MOVE: Consultation about what Integrated Care Partnerships/STPs/ ACOs has only just started. To make a decision to support them as in Agenda item 5 at today's meeting would pre-empt the outcome of the ongoing consultation. I/we move that a decision on supporting agenda item 5 titled "Current Lancashire and South Cumbria (STP) Level activity" be deferred until NHS England and the department of health have completed their public consultation to enable us to make a better informed judgement on what exactly we are supporting.

-- Ends --

ACOs Paused for consultation

Health Scrutiny Agenda for Monday 5th March


Agenda item 5 also finishes stating: "These actions will also address the priorities set by the Health and Wellbeing Board".

What are these 'priorities' of the Health and Wellbeing Board?

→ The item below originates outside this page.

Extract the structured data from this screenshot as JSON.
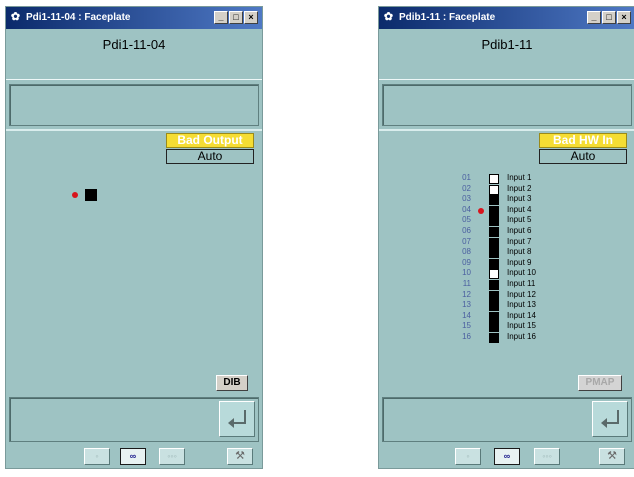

How do these 'priorities' affect the public? and are the Health & Wellbeing Board aware of the pause for consultation before going ahead with STPs/ACOs?

attached: Agenda reports pack (see page 43 onwards)

Wednesday, 21 February 2018

Virgin deal would undermine other NHS services, says judge

Virgin deal would undermine other NHS services, says judge

Lancashire county council’s award of a £104m contract to Virgin Care would “significantly” undermine the incumbent NHS trusts’ ability to maintain other services, a judge has said. HSJ brief header... We've been saying this all along, and its no different to when a hospital trust loses one its services to the private sector - for example the urgent care and other contracts. ■ A hospital trust losing a service to a non-NHS provider significantly undermines the trusts’ ability to maintain its other services (such as A&E). So based on the judges opinion of the social care children's contract, each time the CCG award an NHS contract to a non-NHS provider the NHS sinks deeper and deeper into debt. This begs the question of WHY Lancashire Teaching hospitals NHS foundation Trust aren't opposing the STP plans to close many of its services and transfer them out-of-hospital into to the community where they will be taken over by the private sector. The trust cannot afford to continue running these services in-house and at the same time attempting to make efficiency savings so they'll be relieved to hand over our NHS to "any qualified provider" as per the H&SC act 2012. This is why the Hospital Trusts in-house services for maintenance, buildings etc are proposed to be handed to a subsidiary company wholly owned by the trust as shareholders. It's not looking good is it? It needs resistance from every public sector worker and everyone in the community to stop this rot before our NHS is ripped out of our grasp before our very eyes.